Music Man

Kingwood Park alum Matt Daspit chases his dreams in Nashville.

Kingwood Park alum Matt Daspit plays the keyboard during a performance with Nina Baumer at John’s Hopkins University.

Jacob Valcarce, Staff Writer

Receptionist Criss Daspit and her friends were at a playdate for their children when her 2-year-old son Matt started playing “Twinkle, Twinkle Little Star” on his little keyboard. He had no music to look at and no one was helping him.
“We knew something was different when he did that,” Daspit said. “He must have heard it on either ‘Little Bear,’ or ‘Sesame Street,’ or those types of programs that we used to watch when he was a little guy.”

Matt Daspit at age 4 welcomes guests while playing the keyboard at a Christmas show at the Houston Symphony. He received a small wooden keyboard when he was 2. Soon after, he started playing “Twinkle, Twinkle Little Star” after hearing the song on TV. “Hey, how did he figure that out?” Criss Daspit asked her husband. “I didn’t know, my husband didn’t know. I knew I would never forget that.” (Submitted by Matt Daspit)

The natural gift carried him from Kingwood Park to the Berklee College of Music in Boston. Now, Matt Daspit is an aspiring musician in Nashville.
“I always played classical music for him when I was pregnant with him, and he was exposed to that early,” Criss Daspit said.
By the time Matt was 4, his mom tried to sign him up for piano lessons at Kingwood Music School. He had to go through a special interview process because he was so young.
“She asked him to play several little tunes, and he knew them just by the gift of ear that he had,” Criss Daspit said. “She said, ‘I will take him.’”
He started lessons there at the age of 4 and continued with the same teacher until his junior year.
As a teen, Matt was on the football team, in the band and in student council. He was athletic, but his passion was music. He attended Lone Star College after graduating from Kingwood Park in 2012 and eventually auditioned and was accepted into the prestigious Berklee College of Music in Boston.
“In some of my classrooms, my desk was a piano,” he said. “The whole class was just playing and listening. There was no writing or books involved. I mean, there was sheet music, but no lectures. It was mostly just taking turns playing or playing as a group.”
His experiences in Boston were vast. His band Redwood Honey toured with Eddie Money before he passed away.

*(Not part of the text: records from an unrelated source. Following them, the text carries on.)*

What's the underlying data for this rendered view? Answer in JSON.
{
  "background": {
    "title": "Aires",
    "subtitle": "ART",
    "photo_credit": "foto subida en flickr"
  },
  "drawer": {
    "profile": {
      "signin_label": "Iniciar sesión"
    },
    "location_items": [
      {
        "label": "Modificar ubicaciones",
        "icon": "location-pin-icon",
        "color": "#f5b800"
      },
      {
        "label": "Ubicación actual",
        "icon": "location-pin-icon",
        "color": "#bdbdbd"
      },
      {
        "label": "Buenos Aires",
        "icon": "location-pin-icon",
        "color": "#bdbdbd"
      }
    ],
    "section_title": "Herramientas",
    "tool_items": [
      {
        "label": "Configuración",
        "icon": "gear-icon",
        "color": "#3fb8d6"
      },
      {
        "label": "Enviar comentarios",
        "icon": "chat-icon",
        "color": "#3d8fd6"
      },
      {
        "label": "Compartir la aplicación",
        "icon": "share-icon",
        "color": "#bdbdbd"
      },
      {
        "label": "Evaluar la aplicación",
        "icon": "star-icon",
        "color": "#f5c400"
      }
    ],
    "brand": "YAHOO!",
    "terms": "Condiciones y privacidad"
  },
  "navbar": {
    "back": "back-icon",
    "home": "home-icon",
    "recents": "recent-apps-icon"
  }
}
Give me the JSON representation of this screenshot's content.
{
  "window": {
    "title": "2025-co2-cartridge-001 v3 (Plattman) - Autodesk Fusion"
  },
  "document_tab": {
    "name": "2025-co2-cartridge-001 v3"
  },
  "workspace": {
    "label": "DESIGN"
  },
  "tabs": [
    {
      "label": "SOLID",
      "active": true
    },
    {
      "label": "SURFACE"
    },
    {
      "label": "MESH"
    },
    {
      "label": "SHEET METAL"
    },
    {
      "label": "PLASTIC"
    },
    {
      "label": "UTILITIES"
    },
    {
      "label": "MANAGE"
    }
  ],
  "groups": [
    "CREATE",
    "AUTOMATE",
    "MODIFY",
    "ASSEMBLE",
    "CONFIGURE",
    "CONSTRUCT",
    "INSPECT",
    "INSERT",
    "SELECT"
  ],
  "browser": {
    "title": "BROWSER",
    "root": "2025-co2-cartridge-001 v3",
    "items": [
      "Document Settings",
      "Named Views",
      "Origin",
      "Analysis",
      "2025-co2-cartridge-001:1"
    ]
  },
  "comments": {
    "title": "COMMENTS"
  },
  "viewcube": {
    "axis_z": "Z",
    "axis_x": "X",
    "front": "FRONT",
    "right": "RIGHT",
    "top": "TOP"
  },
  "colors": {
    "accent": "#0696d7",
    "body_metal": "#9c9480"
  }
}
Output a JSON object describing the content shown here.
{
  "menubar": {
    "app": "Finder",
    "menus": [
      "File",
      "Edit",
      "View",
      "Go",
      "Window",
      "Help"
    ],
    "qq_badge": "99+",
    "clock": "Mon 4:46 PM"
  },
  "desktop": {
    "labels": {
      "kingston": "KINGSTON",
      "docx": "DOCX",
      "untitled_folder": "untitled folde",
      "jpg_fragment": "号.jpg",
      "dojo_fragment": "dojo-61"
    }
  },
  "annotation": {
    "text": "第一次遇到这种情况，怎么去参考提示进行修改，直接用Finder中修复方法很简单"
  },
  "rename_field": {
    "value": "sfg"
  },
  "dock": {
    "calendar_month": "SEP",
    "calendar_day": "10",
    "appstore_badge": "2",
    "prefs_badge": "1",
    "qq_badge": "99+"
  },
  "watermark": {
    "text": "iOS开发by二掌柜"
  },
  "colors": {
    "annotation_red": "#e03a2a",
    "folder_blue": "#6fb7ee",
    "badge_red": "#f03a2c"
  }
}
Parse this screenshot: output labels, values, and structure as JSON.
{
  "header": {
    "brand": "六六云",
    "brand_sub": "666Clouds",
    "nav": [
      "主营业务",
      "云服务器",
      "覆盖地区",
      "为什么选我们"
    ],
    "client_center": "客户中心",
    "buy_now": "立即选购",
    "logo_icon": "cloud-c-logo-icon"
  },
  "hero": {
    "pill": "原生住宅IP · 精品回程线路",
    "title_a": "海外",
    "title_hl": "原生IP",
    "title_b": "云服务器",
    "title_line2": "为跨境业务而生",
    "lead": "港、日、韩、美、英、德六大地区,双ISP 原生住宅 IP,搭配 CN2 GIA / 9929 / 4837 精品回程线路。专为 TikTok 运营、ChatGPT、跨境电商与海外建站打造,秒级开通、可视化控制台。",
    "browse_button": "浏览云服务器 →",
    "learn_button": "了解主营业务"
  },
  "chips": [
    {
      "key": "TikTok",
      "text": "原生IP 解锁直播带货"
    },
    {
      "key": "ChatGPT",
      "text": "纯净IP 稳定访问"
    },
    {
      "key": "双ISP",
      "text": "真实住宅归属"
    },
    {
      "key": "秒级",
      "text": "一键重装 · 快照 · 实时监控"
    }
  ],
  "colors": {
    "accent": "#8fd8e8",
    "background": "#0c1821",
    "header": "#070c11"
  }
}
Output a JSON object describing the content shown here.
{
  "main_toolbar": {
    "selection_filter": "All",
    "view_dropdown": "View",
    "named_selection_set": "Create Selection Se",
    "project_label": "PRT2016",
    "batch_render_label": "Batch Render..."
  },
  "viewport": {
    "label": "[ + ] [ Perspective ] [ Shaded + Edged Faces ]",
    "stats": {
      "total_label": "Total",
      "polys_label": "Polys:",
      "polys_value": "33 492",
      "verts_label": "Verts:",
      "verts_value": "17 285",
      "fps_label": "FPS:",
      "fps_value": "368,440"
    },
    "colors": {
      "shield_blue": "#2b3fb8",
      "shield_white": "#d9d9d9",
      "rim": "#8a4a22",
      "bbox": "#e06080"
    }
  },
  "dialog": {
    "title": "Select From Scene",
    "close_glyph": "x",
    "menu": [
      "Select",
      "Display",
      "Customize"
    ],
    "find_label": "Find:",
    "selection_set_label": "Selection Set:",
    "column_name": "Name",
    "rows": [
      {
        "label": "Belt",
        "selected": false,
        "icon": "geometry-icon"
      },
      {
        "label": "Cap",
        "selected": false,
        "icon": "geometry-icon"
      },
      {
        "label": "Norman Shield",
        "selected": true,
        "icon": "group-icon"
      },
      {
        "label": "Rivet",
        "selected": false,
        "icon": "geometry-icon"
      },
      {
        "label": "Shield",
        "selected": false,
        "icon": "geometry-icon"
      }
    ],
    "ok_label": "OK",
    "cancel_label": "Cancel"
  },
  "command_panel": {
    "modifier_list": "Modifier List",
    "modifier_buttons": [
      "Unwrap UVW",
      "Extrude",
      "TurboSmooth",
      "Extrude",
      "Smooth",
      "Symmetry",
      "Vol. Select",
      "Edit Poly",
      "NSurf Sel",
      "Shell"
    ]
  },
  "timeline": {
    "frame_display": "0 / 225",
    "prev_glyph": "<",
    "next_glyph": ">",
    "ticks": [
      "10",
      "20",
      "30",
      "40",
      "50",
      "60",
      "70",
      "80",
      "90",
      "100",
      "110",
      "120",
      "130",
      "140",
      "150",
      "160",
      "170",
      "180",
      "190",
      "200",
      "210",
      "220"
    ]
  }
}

His Berklee graduation included appearances by celebrities such as Justin Timberlake and Missy Elliott.
“I learned how to protect myself as a musician in a world where a lot of people are trying to take advantage of you and your talents,” Daspit said. “It was a lot more than just playing my instrument and going to Berklee.”

Now, Matt Daspit is trying to establish himself in the music scene in Nashville. He bartends at Justin Timberlake’s bar and has performed up and down Broadway Street at various bars, including those owned by Miranda Lambert, Florida Georgia Line and Jason Aldean.
“They call Nashville a 10-year town,” Matt Daspit said. “So basically, you live here and then in 10 years, you see where you’re at and then you kind of reevaluate. If you’re not really doing what you want to be doing, you try something new or try it a different way or move to another city.”
The vision for Matt Daspit in 10 years is clear. He wants to be married to his girlfriend, have kids and a house with a home studio. He wants to make a name for himself in Nashville.
“I’m on good track to do that,” he said. “I have full confidence in myself. It’s just going to take some time and due diligence and hard work, but I think I can accomplish that for sure.”
Some of his musical inspirations include Robert Glasper, Bill Withers, and Silk Sonic’s Anderson Paak. He hopes that someday he gets to tour with artists like them.
Matt Daspit said he has already seen how influential music is and how it can change people. That remains his constant motivation.
“Being able to put a smile on somebody’s face at the end of the day is the goal for bands and musicians,” Matt Daspit said. “Music is a beautiful thing. If you have a passion for it or a hunger to learn, I highly recommend it. Just work hard, stay true to yourself and be kind.”